(Prompt): Will you write out all the entries below exactly?

-------- Source material

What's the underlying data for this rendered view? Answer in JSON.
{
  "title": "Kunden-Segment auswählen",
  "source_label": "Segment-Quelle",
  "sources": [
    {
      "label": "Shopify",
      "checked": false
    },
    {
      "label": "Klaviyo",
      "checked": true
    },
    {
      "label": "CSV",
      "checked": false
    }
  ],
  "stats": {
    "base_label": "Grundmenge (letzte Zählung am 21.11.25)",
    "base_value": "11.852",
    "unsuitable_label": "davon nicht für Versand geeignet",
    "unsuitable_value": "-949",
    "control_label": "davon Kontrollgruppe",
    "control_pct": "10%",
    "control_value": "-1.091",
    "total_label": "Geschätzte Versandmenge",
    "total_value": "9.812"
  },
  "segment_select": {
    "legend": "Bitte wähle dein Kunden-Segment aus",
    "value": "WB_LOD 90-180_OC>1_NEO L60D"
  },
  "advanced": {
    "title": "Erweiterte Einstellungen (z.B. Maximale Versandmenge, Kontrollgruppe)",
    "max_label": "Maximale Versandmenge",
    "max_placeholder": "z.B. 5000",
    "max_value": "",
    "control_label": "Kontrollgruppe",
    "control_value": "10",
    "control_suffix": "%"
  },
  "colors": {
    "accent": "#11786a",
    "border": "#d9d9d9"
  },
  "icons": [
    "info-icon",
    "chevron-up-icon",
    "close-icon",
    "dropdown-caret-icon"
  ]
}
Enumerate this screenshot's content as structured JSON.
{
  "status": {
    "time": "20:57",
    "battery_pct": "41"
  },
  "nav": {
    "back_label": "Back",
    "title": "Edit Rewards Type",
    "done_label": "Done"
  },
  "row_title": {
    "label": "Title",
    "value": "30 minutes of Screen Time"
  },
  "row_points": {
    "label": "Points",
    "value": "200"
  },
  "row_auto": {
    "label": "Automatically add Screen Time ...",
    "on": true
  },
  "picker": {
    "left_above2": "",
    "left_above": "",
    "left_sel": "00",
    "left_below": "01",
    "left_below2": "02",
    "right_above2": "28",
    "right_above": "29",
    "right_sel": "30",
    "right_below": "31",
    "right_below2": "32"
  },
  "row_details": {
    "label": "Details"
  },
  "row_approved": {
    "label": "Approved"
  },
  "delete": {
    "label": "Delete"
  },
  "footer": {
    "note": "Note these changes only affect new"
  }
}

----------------

(Answer):
What's the underlying data for this rendered view? Answer in JSON.
{
  "title": "Kunden-Segment auswählen",
  "source_label": "Segment-Quelle",
  "sources": [
    {
      "label": "Shopify",
      "checked": false
    },
    {
      "label": "Klaviyo",
      "checked": true
    },
    {
      "label": "CSV",
      "checked": false
    }
  ],
  "stats": {
    "base_label": "Grundmenge (letzte Zählung am 21.11.25)",
    "base_value": "11.852",
    "unsuitable_label": "davon nicht für Versand geeignet",
    "unsuitable_value": "-949",
    "control_label": "davon Kontrollgruppe",
    "control_pct": "10%",
    "control_value": "-1.091",
    "total_label": "Geschätzte Versandmenge",
    "total_value": "9.812"
  },
  "segment_select": {
    "legend": "Bitte wähle dein Kunden-Segment aus",
    "value": "WB_LOD 90-180_OC>1_NEO L60D"
  },
  "advanced": {
    "title": "Erweiterte Einstellungen (z.B. Maximale Versandmenge, Kontrollgruppe)",
    "max_label": "Maximale Versandmenge",
    "max_placeholder": "z.B. 5000",
    "max_value": "",
    "control_label": "Kontrollgruppe",
    "control_value": "10",
    "control_suffix": "%"
  },
  "colors": {
    "accent": "#11786a",
    "border": "#d9d9d9"
  },
  "icons": [
    "info-icon",
    "chevron-up-icon",
    "close-icon",
    "dropdown-caret-icon"
  ]
}
Enumerate this screenshot's content as structured JSON.
{
  "status": {
    "time": "20:57",
    "battery_pct": "41"
  },
  "nav": {
    "back_label": "Back",
    "title": "Edit Rewards Type",
    "done_label": "Done"
  },
  "row_title": {
    "label": "Title",
    "value": "30 minutes of Screen Time"
  },
  "row_points": {
    "label": "Points",
    "value": "200"
  },
  "row_auto": {
    "label": "Automatically add Screen Time ...",
    "on": true
  },
  "picker": {
    "left_above2": "",
    "left_above": "",
    "left_sel": "00",
    "left_below": "01",
    "left_below2": "02",
    "right_above2": "28",
    "right_above": "29",
    "right_sel": "30",
    "right_below": "31",
    "right_below2": "32"
  },
  "row_details": {
    "label": "Details"
  },
  "row_approved": {
    "label": "Approved"
  },
  "delete": {
    "label": "Delete"
  },
  "footer": {
    "note": "Note these changes only affect new"
  }
}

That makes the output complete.